A long hot summer's day "what shall we do?"
"Let's chop down a tree".
We knew just where to find a fine timber
atop a tumbrel
that we could tumble.
That would be as innocent a game as these tumbling words,
For, as yet, we had no sense of the sublime.
Down by the derelict row of four houses
at the end of Station road
were three tall poplars at the top of a wall
above a dried-up canal.
Cross over the wooden bridge
over the railway
and we were there.
The leaves of the populars were gently tiddlywinking in the breeze,
pale yellows, greens and greys,
whispering and watching the boys below.
Not an axe but a hatchet,
to chip away through the bark and bite the wood wider and wider.
"Put a bigger cut where we want it to fall" sagacity said,
and so, we did,
and we chopped
and we chopped
all day long.
Rest a while,
and chop a while,
and rest some more,
A quiet low sigh,
a creaky cough,
a terminal wince of pain.
We looked at each other,
phuffed away a shiver of guilt,
and chipped a little more.
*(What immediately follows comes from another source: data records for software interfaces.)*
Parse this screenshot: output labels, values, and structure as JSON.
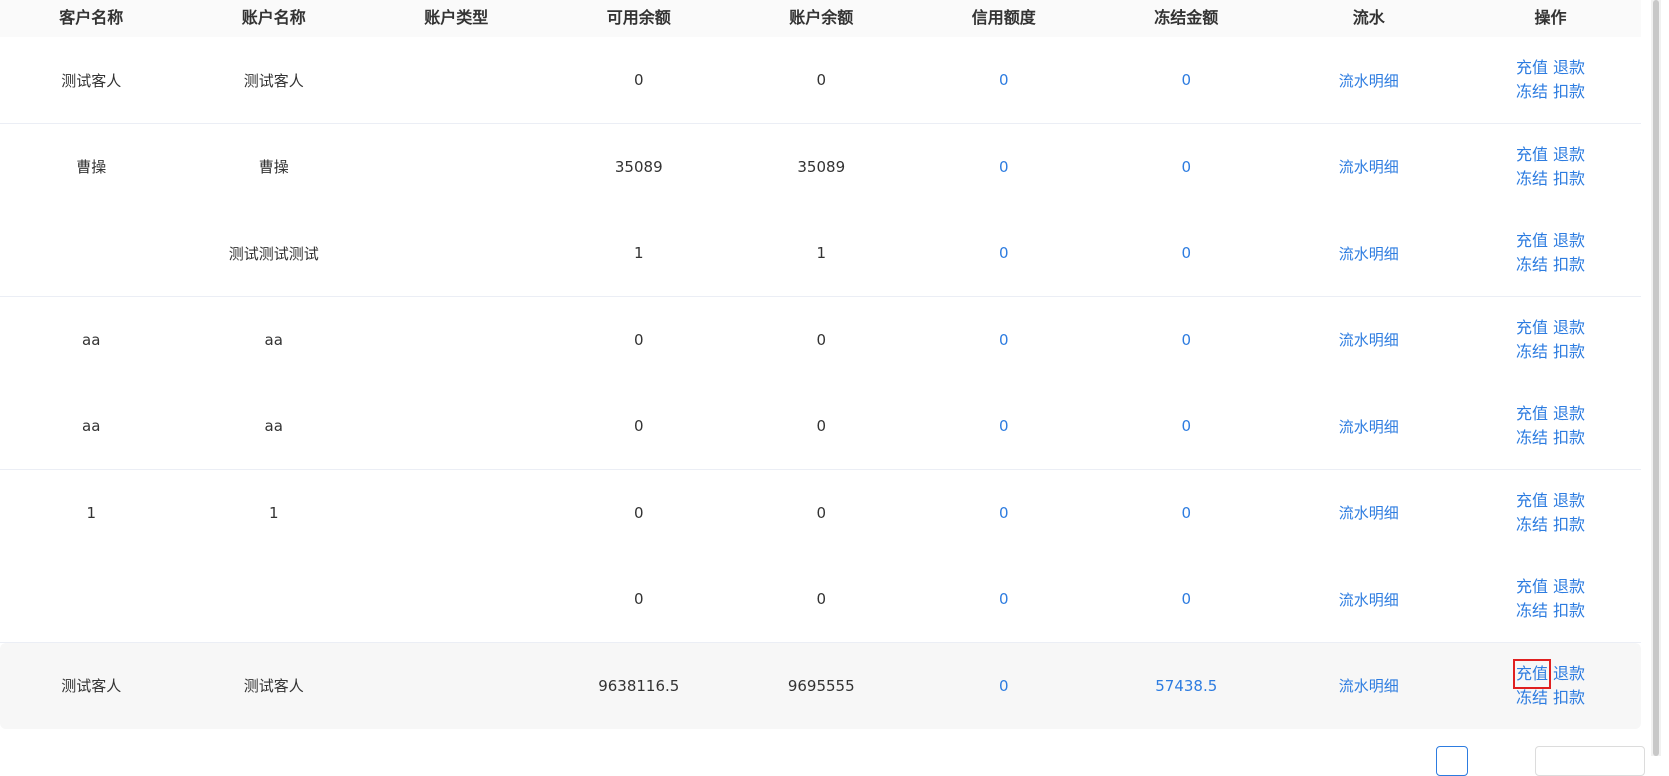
{
  "table": {
    "headers": [
      "客户名称",
      "账户名称",
      "账户类型",
      "可用余额",
      "账户余额",
      "信用额度",
      "冻结金额",
      "流水",
      "操作"
    ],
    "rows": [
      {
        "customer": "测试客人",
        "account": "测试客人",
        "type": "",
        "available": "0",
        "balance": "0",
        "credit": "0",
        "frozen": "0",
        "flow": "流水明细"
      },
      {
        "customer": "曹操",
        "account": "曹操",
        "type": "",
        "available": "35089",
        "balance": "35089",
        "credit": "0",
        "frozen": "0",
        "flow": "流水明细"
      },
      {
        "customer": "",
        "account": "测试测试测试",
        "type": "",
        "available": "1",
        "balance": "1",
        "credit": "0",
        "frozen": "0",
        "flow": "流水明细"
      },
      {
        "customer": "aa",
        "account": "aa",
        "type": "",
        "available": "0",
        "balance": "0",
        "credit": "0",
        "frozen": "0",
        "flow": "流水明细"
      },
      {
        "customer": "aa",
        "account": "aa",
        "type": "",
        "available": "0",
        "balance": "0",
        "credit": "0",
        "frozen": "0",
        "flow": "流水明细"
      },
      {
        "customer": "1",
        "account": "1",
        "type": "",
        "available": "0",
        "balance": "0",
        "credit": "0",
        "frozen": "0",
        "flow": "流水明细"
      },
      {
        "customer": "",
        "account": "",
        "type": "",
        "available": "0",
        "balance": "0",
        "credit": "0",
        "frozen": "0",
        "flow": "流水明细"
      },
      {
        "customer": "测试客人",
        "account": "测试客人",
        "type": "",
        "available": "9638116.5",
        "balance": "9695555",
        "credit": "0",
        "frozen": "57438.5",
        "flow": "流水明细"
      }
    ],
    "ops": {
      "recharge": "充值",
      "refund": "退款",
      "freeze": "冻结",
      "deduct": "扣款"
    },
    "highlighted_row": 7
  },
  "colors": {
    "link": "#2d7ce0",
    "highlight_box": "#e02020",
    "hover_row": "#f7f7f7"
  }
}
It was swaying slightly,
stressing the remaining wood.
Hatchet thrown aside, pallbearers palming the trunk, we pushed.
The tree creaked, and we squeaked,
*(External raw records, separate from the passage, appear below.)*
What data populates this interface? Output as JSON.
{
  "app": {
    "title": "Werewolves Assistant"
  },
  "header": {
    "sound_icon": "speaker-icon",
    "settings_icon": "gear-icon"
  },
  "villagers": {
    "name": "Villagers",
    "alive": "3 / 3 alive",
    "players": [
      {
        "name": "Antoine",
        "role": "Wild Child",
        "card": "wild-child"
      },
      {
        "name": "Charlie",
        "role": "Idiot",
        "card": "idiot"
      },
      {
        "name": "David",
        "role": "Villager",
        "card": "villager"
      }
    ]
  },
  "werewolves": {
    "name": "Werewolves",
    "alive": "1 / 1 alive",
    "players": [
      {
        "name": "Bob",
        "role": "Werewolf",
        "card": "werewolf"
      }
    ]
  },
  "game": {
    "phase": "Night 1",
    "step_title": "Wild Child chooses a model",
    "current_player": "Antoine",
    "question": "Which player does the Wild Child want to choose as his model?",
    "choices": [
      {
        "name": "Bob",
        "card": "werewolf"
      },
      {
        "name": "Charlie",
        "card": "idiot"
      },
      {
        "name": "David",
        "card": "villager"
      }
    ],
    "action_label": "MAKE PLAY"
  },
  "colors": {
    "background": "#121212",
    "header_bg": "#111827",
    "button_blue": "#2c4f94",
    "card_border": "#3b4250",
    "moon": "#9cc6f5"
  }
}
as we pushed it back and forth.
Then, as it oscillated one last time, we kept the pressure up
over it went,
floating as it fell.
Then crash! It hit the ground
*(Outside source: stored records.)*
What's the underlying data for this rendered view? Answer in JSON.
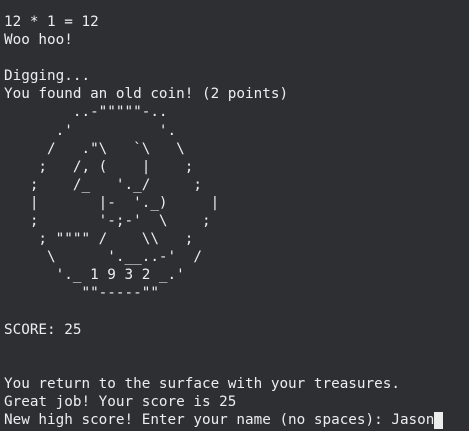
{
  "terminal": {
    "lines_top": [
      "12 * 1 = 12",
      "Woo hoo!",
      "",
      "Digging...",
      "You found an old coin! (2 points)"
    ],
    "coin_art": [
      "        ..-\"\"\"\"\"-..",
      "      .'          '.",
      "     /   .\"\\   `\\   \\",
      "    ;   /, (    |    ;",
      "   ;    /_   '._/     ;",
      "   |       |-  '._)     |",
      "   ;       '-;-'  \\    ;",
      "    ; \"\"\"\" /    \\\\   ;",
      "     \\      '.__..-'  /",
      "      '._ 1 9 3 2 _.'",
      "         \"\"-----\"\""
    ],
    "score_text": "SCORE: 25",
    "lines_bottom": [
      "You return to the surface with your treasures.",
      "Great job! Your score is 25"
    ],
    "prompt": "New high score! Enter your name (no spaces): ",
    "input_value": "Jason"
  }
}
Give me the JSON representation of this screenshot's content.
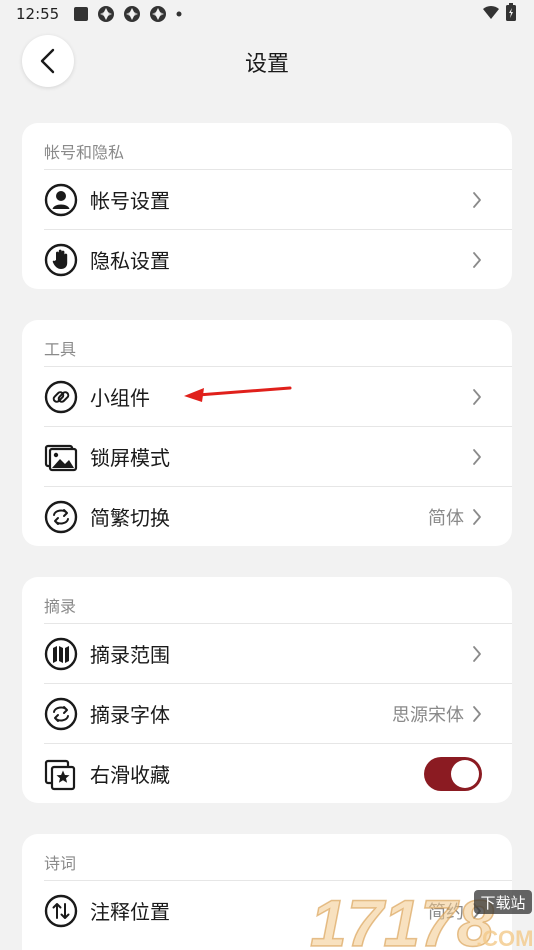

and every leaf and dusty twig swarmed up into the air
and into our hair.
and we are done
But, oh, what have you done?
You naughty, naughty, boys!